More Proof That Publish America Is Bad News for Writers
People who have seen me natter on in chat know that I am no fan of Publish America. While authors don't have to pay a fee to get published with Publish America, I think that in many cases, they would be better served by self-publishing, or yes, even going with a reputable vanity publisher, as that would give them more control over their book. Also, I think that a large number of their authors would be better served by working on their writing until it's just right and submitting it to legitimate agents or publishers instead.
On Sunday, the Washington Post published an article on Publish America

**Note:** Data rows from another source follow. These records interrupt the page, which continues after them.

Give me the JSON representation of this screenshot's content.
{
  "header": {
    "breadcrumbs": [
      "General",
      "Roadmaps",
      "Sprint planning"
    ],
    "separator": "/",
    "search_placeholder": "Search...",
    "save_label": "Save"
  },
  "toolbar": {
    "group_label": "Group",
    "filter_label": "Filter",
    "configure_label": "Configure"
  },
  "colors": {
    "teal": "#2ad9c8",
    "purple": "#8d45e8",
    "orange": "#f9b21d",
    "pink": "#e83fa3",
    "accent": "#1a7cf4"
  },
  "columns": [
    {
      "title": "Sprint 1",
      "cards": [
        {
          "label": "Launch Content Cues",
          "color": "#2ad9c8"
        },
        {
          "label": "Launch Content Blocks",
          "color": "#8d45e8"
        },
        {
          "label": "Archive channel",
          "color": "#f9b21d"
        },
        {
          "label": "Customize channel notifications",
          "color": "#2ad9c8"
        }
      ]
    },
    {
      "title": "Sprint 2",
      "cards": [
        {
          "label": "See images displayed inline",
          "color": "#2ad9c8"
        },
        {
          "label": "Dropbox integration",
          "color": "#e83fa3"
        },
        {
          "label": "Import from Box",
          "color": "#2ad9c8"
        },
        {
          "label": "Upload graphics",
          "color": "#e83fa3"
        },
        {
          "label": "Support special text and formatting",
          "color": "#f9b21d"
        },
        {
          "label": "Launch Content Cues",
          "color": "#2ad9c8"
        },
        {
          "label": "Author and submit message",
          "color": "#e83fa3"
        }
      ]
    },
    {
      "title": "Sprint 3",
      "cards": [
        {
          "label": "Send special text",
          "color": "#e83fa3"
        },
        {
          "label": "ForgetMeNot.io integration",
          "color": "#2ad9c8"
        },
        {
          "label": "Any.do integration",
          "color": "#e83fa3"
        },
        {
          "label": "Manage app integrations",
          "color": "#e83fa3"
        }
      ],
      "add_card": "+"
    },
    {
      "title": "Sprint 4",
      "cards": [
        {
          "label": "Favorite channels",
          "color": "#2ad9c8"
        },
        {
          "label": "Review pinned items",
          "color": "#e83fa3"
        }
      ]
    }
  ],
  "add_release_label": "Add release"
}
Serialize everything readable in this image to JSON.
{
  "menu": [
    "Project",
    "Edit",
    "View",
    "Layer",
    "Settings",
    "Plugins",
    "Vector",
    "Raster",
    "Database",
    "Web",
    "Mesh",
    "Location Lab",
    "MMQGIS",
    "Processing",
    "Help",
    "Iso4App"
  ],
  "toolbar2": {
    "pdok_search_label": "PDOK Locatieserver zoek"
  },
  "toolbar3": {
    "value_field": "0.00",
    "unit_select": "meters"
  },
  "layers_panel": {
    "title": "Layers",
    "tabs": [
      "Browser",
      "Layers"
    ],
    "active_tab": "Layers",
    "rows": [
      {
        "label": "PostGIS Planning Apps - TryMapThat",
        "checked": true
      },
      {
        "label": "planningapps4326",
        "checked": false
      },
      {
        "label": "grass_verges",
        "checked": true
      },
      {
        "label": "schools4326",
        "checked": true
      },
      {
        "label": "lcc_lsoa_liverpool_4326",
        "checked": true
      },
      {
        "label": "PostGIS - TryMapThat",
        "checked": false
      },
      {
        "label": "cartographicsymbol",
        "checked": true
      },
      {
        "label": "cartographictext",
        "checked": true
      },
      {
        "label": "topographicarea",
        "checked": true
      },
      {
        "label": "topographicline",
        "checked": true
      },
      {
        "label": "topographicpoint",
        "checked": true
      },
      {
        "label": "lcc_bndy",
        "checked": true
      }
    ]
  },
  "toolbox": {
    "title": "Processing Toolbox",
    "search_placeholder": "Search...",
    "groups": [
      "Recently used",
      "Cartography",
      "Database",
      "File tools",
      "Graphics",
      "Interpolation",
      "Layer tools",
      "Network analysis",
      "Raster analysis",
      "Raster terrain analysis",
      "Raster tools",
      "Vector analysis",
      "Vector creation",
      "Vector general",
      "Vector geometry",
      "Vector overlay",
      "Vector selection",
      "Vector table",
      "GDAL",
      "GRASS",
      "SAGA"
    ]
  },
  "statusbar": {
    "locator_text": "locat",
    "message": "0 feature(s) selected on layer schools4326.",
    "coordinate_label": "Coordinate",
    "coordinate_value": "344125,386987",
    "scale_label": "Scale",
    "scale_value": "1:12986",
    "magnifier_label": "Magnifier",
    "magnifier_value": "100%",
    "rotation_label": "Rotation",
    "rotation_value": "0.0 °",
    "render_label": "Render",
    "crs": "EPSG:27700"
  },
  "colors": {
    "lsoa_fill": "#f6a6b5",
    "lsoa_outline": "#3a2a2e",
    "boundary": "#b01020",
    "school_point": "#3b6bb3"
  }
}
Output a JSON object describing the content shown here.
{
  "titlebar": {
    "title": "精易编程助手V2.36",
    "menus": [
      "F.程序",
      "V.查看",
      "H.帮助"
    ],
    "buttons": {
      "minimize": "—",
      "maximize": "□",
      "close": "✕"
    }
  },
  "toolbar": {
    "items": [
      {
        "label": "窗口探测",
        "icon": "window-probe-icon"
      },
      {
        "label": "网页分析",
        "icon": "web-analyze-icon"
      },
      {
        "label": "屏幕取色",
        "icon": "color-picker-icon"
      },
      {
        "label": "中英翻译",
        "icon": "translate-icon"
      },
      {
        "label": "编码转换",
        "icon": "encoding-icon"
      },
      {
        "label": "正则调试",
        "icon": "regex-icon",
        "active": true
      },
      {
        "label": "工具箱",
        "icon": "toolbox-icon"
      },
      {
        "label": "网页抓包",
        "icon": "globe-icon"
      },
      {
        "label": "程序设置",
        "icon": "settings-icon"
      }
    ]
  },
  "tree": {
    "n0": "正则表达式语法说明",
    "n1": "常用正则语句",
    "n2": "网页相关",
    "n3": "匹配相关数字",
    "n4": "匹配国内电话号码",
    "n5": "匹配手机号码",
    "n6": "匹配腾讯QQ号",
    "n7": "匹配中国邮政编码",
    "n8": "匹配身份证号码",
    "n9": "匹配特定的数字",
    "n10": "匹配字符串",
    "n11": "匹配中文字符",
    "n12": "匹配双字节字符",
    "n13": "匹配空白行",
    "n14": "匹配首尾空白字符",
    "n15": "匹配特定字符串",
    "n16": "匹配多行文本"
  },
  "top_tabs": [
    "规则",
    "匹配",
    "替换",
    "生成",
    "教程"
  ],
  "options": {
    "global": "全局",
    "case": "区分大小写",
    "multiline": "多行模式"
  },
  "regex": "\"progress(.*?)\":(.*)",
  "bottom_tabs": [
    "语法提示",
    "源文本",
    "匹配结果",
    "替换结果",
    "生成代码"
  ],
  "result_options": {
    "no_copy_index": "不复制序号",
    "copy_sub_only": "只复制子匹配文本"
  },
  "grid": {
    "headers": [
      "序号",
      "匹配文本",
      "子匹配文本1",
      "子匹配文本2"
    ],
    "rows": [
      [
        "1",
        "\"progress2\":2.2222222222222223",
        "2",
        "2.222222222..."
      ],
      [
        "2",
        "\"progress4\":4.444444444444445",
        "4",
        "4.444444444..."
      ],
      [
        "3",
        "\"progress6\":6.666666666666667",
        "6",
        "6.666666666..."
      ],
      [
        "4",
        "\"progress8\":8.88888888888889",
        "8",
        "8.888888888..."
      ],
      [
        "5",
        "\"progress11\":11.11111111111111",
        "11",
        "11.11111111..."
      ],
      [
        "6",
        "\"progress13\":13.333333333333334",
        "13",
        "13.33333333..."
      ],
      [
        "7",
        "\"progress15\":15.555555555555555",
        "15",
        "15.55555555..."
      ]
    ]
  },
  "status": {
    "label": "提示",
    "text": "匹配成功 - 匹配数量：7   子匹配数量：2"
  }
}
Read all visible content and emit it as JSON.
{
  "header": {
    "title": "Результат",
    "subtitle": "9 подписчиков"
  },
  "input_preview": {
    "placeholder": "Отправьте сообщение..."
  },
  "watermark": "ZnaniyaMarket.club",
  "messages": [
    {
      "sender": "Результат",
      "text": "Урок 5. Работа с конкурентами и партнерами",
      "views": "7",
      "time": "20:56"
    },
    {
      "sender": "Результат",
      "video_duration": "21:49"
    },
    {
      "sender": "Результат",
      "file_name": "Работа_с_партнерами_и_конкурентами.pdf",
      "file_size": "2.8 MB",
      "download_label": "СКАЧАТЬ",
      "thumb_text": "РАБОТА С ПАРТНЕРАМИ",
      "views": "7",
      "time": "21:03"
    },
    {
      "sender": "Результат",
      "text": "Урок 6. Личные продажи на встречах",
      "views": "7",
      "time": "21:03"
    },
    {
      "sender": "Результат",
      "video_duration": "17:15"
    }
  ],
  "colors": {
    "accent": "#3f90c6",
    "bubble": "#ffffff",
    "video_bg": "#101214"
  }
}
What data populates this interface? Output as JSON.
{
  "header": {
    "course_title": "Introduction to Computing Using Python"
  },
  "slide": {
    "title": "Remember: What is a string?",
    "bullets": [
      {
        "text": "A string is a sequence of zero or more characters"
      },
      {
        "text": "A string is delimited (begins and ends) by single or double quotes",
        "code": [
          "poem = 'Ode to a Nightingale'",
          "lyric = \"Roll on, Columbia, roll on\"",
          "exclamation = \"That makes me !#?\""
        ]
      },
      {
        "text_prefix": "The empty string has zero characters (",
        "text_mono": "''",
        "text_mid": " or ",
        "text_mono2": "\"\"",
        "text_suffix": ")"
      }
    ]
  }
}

. This article appeared in their Bookworld section. While the article did include quotes from people on all sides of the issue, Publish America did not exactly come out smelling like roses.
If you're even considering signing up with Publish America, read the Washington Post article first. And after that experience, if you're still considering signing up with this company, read the rebuttal and ask yourself if you want to trust your book to these people. If that doesn't work, go out for a long walk to clear your head. Also, make yourself familiar with the PA thread on the Absolute Write message board.
Oh, there was also a somewhat more "pro-PA" (relatively speaking) article by AP reporter Hillel Italie, available here
. Even though this article was (in comparison) more positive, Publish America put up a rebuttal
, which had publishing industry professionals rolling in the aisles and some people calling their lawyers.
PA also put up a rebuttal to the Washington Post article, which you can read here
. They decided to title their rebuttal "Thank you for the national press attention!" Riiiight. This same weekend, a blizzard got national press attention, but I don't think many people equate blizzards with positive news! It should go without saying that this rebuttal is full of doo-doo.
Just a hint in case you misunderstand what PA is claiming about some of these authors. Their concept of "fraud" involves submitting a purposely bad manuscript to a publisher. This is not
fraud. If it were, I and several of my coworkers would be in jail now because of the wretched poem we submitted to Poetry.com. (It was so bad we would've gotten 20 years!) Publishers get bad manuscripts in the mail all the time. Real
publishers bother reading those submissions to find out which ones suck eggs.